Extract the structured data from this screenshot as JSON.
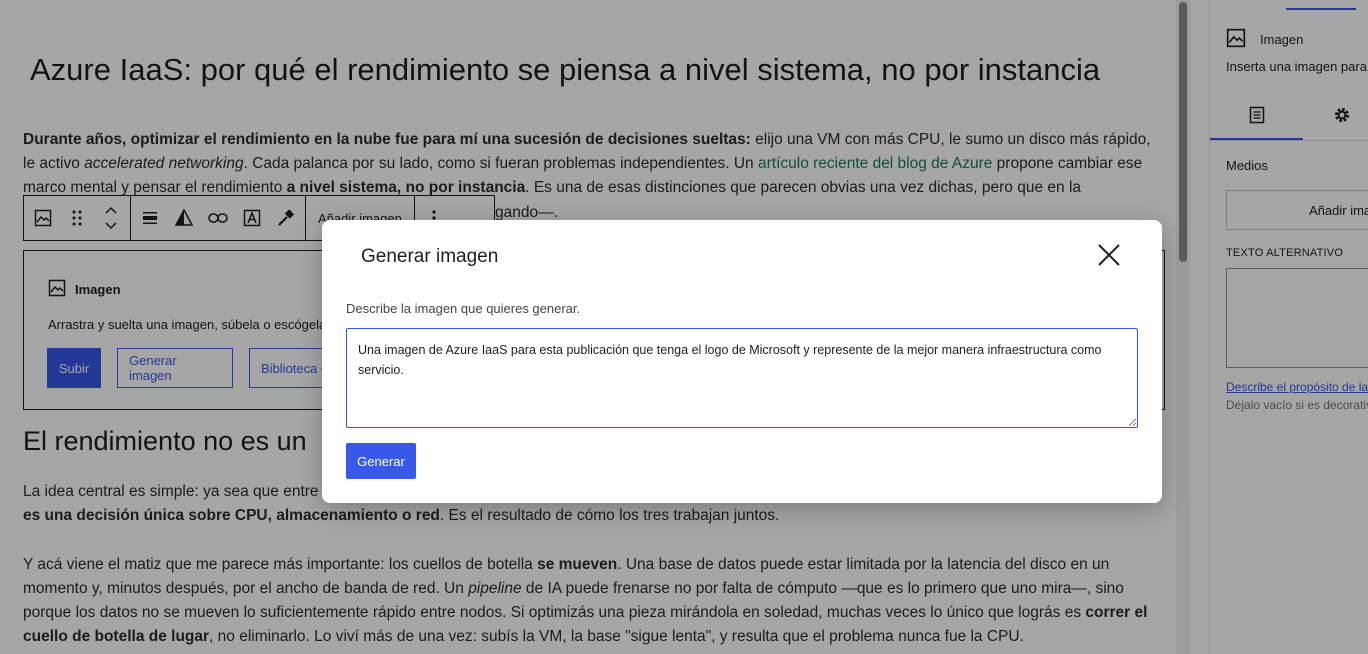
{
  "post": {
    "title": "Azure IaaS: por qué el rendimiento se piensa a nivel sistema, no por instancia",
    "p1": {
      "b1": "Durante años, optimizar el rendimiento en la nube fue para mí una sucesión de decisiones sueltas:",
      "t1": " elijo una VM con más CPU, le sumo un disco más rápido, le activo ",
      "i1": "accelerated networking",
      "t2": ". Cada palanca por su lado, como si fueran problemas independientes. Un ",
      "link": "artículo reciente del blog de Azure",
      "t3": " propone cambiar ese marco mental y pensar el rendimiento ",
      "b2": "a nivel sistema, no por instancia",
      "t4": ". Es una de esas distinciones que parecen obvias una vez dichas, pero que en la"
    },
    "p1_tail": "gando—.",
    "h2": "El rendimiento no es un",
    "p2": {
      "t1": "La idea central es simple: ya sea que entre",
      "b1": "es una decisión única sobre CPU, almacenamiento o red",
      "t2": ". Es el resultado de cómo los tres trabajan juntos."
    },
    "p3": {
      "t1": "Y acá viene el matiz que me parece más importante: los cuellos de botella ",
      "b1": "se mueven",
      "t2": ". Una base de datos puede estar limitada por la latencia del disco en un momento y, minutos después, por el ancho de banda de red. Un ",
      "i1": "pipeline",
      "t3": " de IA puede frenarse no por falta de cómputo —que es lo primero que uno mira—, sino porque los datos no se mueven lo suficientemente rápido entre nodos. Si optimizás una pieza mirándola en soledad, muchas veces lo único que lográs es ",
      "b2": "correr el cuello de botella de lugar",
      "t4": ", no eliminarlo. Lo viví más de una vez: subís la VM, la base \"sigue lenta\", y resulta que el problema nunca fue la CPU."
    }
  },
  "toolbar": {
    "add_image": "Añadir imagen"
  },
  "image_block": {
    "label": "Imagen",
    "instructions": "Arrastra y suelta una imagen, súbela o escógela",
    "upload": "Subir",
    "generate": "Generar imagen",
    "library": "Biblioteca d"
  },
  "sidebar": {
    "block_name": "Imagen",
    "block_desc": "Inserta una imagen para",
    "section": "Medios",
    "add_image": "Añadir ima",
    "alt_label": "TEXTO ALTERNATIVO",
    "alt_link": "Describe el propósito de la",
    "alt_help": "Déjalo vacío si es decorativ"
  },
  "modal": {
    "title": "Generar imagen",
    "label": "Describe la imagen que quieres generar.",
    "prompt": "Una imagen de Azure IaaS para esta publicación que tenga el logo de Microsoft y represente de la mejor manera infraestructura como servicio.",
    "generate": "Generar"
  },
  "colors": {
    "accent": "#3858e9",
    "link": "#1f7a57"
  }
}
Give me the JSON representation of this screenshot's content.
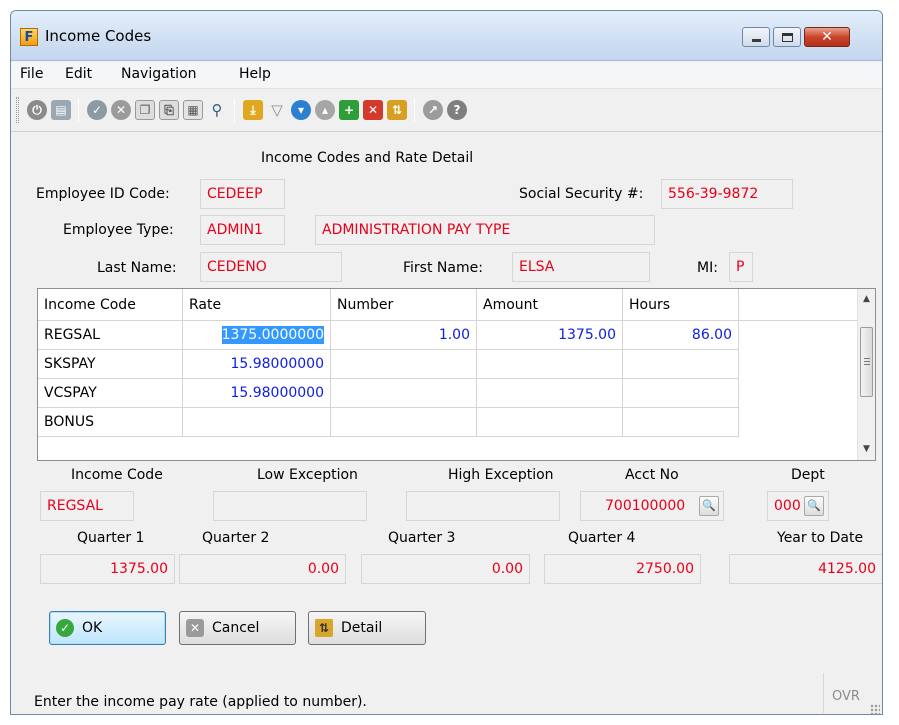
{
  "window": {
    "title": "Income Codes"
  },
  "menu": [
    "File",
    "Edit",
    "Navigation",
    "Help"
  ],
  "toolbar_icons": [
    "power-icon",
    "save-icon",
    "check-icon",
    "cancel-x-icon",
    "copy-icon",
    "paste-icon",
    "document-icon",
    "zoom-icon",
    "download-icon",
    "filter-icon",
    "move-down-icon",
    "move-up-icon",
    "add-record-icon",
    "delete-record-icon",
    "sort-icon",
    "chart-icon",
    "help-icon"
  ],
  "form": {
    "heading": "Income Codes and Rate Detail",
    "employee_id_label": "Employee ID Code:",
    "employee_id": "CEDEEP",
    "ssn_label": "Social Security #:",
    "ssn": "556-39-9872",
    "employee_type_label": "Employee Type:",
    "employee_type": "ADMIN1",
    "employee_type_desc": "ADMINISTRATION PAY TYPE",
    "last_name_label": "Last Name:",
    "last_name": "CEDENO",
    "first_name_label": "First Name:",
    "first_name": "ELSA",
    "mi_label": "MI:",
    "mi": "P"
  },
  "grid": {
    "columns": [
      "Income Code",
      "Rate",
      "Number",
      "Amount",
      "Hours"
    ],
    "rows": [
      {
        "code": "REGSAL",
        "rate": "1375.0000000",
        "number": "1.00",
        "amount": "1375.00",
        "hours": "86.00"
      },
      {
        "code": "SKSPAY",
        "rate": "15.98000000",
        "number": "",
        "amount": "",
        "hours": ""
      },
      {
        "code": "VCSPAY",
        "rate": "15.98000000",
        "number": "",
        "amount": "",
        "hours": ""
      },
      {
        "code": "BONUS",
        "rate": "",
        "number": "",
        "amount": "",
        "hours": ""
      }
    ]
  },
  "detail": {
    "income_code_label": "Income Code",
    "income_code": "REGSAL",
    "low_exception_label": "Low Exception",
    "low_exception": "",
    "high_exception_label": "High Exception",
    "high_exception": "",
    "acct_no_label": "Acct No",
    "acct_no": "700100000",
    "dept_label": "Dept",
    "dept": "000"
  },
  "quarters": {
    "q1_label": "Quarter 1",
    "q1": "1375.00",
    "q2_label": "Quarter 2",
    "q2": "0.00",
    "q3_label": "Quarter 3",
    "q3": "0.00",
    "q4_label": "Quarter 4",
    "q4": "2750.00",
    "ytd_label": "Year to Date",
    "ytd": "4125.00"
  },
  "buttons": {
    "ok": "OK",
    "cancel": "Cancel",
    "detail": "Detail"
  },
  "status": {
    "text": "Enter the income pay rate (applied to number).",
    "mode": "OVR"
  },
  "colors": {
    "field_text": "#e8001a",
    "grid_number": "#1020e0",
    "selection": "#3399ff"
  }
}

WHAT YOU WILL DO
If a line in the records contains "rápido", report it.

ANSWER BOX
      "t1": " elijo una VM con más CPU, le sumo un disco más rápido, le activo ",
      "t3": " de IA puede frenarse no por falta de cómputo —que es lo primero que uno mira—, sino porque los datos no se mueven lo suficientemente rápido entre nodos. Si optimizás una pieza mirándola en soledad, muchas veces lo único que lográs es ",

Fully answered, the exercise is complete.